Sanderson Electronics Plc, the Sheffield-based Pick-popper, is one of a small but happy band of computer-related companies that have given their shareholders no cause for concern since they went public on London’s Unlisted Securities Market – and the key to success has little to do with the core activity either: while Sanderson is king of […]

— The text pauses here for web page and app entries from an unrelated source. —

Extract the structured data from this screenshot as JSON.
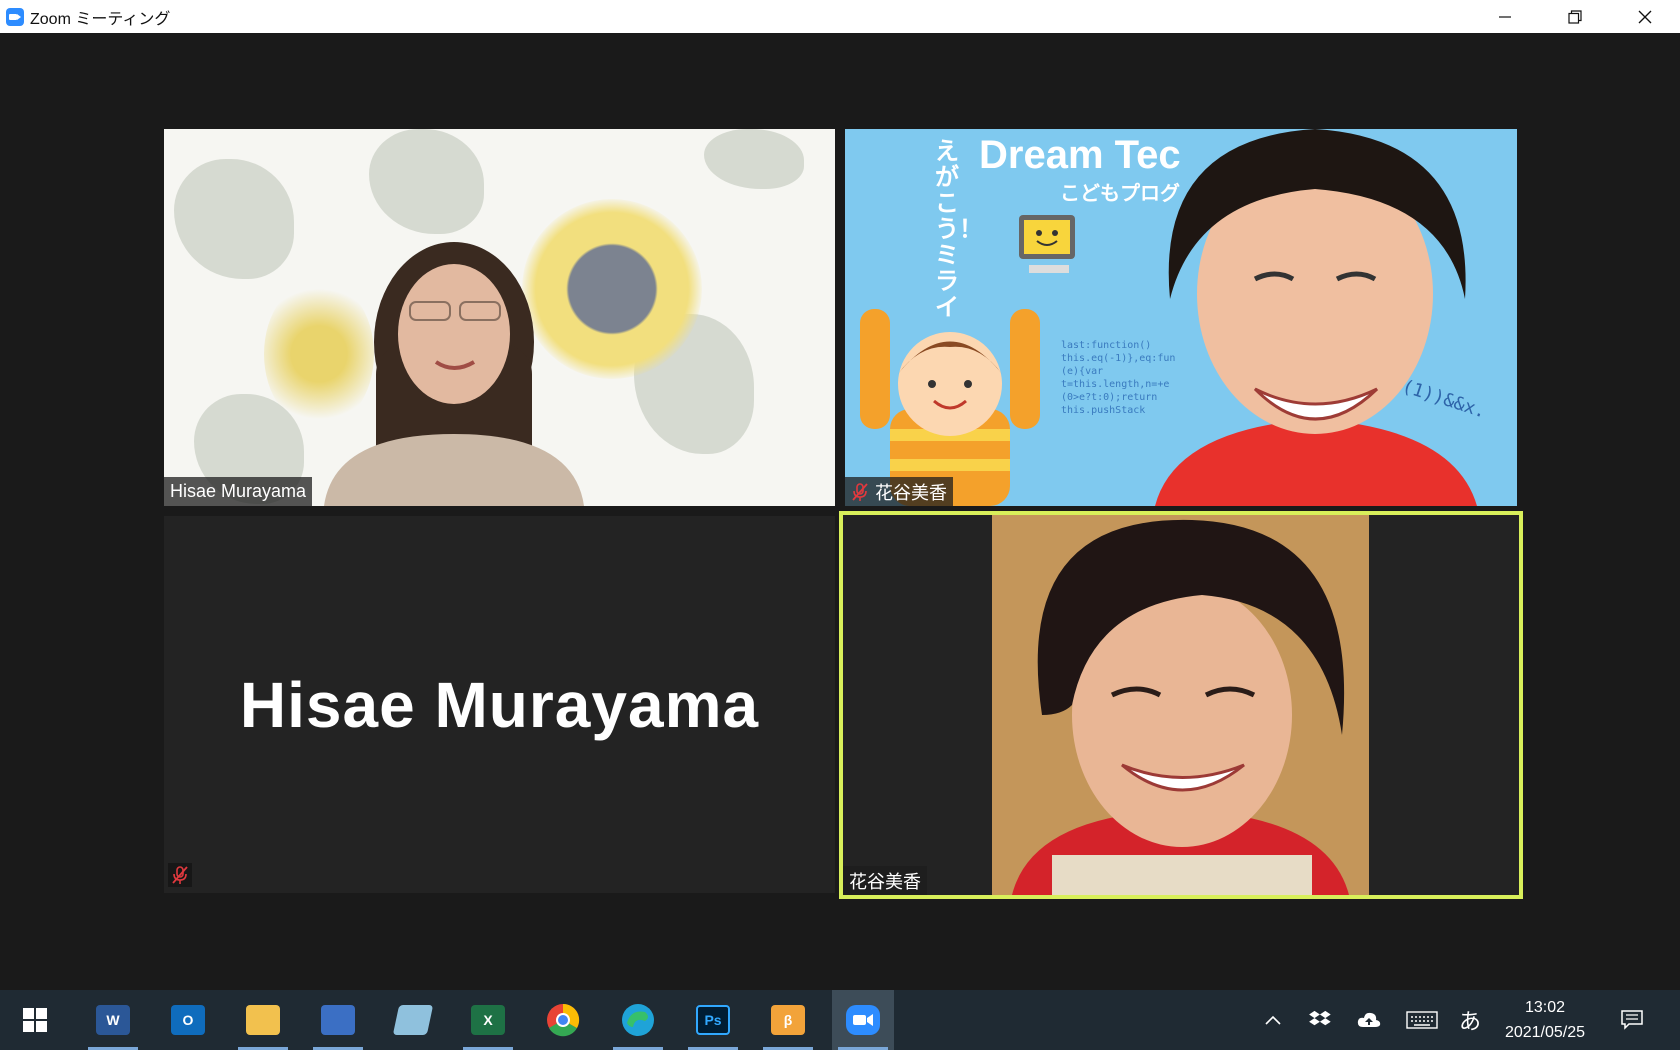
{
  "window": {
    "title": "Zoom ミーティング",
    "controls": [
      "minimize",
      "restore",
      "close"
    ]
  },
  "participants": [
    {
      "name": "Hisae Murayama",
      "video": true,
      "muted": false,
      "background": "sunflower"
    },
    {
      "name": "花谷美香",
      "video": true,
      "muted": true,
      "background": "Dream Tech banner"
    },
    {
      "name": "Hisae Murayama",
      "video": false,
      "muted": true
    },
    {
      "name": "花谷美香",
      "video": true,
      "muted": false,
      "active_speaker": true
    }
  ],
  "banner": {
    "title": "Dream Tec",
    "subtitle": "こどもプログ",
    "vertical_text": "えがこう！ミライ",
    "code": "last:function()\nthis.eq(-1)},eq:fun\n(e){var\nt=this.length,n=+e\n(0>e?t:0);return\nthis.pushStack",
    "code2": "r(1))&&x."
  },
  "taskbar": {
    "apps": [
      {
        "name": "windows-start",
        "label": ""
      },
      {
        "name": "word",
        "label": "W",
        "color": "#2b5797"
      },
      {
        "name": "outlook",
        "label": "O",
        "color": "#0f6cbd"
      },
      {
        "name": "file-explorer",
        "label": "",
        "color": "#f2c14e"
      },
      {
        "name": "mail",
        "label": "",
        "color": "#3b6fc4"
      },
      {
        "name": "notepad",
        "label": "",
        "color": "#8fc1dd"
      },
      {
        "name": "excel",
        "label": "X",
        "color": "#1e7145"
      },
      {
        "name": "chrome",
        "label": "",
        "color": "#e84335"
      },
      {
        "name": "edge",
        "label": "",
        "color": "#1fa3d8"
      },
      {
        "name": "photoshop",
        "label": "Ps",
        "color": "#001d34"
      },
      {
        "name": "brave-app",
        "label": "β",
        "color": "#f2a33a"
      },
      {
        "name": "zoom",
        "label": "",
        "color": "#2d8cff"
      }
    ],
    "tray_ime": "あ",
    "time": "13:02",
    "date": "2021/05/25"
  }
}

Sanderson Electronics Plc, the Sheffield-based Pick-popper, is one of a small but happy band of computer-related companies that have given their shareholders no cause for concern since they went public on London’s Unlisted Securities Market – and the key to success has little to do with the core activity either: while Sanderson is king of the heap in listed Pick specialists, Sheffield neighbour Electronic Data Processing Plc is performing satisfactorily but had to issue a profit warning a few months back, while UCL Group Plc proved a disaster as a public company and collapsed into the arms of Ferrari Holdings Plc earlier this year. Nor has Sanderson chosen to tread a dull, steady course with no risks – on the contrary, not a few eyebrows were raised when it stepped forward to refinance Anaheim, California-based General Automation Inc, a former minimaker that has looked like a corporate basket case ever since its founder, Larry Goshorn, was deposed in a palace revolution a decade ago. Since then, General Automation has stumbled from near disaster to near disaster, getting unsteadily smaller year by year, seemed to revive when it abandoned all its original businesses to become a player in the Pick market, but after a couple of years of recovery, plunged into losses again. Sanderson now holds 35% of the General with an option to go to 51% and control, and with the combination of judgement and luck that have characterised Sanderson up to now, the company could in retrospect turn out to have bought the holding at the nadir of the US company’s fortunes. At all events, it is able to keep a closer eye on the General’s business than can the California headquarters, because 30% of General Automation’s $41.5m annual turnover comes from the UK, and another 30% from the rest of Europe, which suggests that if things go decidedly sour across the Atlantic, that end of the business could be amputated without unbearable pain. Coupled with the investment in the Australasian distributor of General Automation machines, Sanderson, although consolidating only UKP12m of turnover for the year to September, sits atop a group of associated companies that add another UKP38m or so of turnover; Sanderson and associated companies together emplor 600 people.
An important plus for Sanderson is that one sixth of its business is of a recurring nature – hardware maintenance contracts, software licence fees and support contracts. These accounted for UKP2.3m in the year to September – an increase of 82.7%, which is a significantly faster growth rate than that of the overall business, which increased 54%: such continuing revenue streams are what keep the wolf from the door when times get hard, which is one reason why so many companies are trying to expand in third party maintenance. The company has not finished with its strategy of expansion by acquisition and will continue an appropriate acquisition policy. In the meantime, the company is keeping shareholders warm this winter with a final dividend of 5.4 pence to make 7.5 pence for the year, an increase – in line with the growth in profits – of 70% on the notional 4.4 pence dividend last year.And that comes on top of a very comfortable rise in the share price since the company went public in May 1988 via a placing at 130 pence: the shares were up 10 at 298p in anticipation of the figures.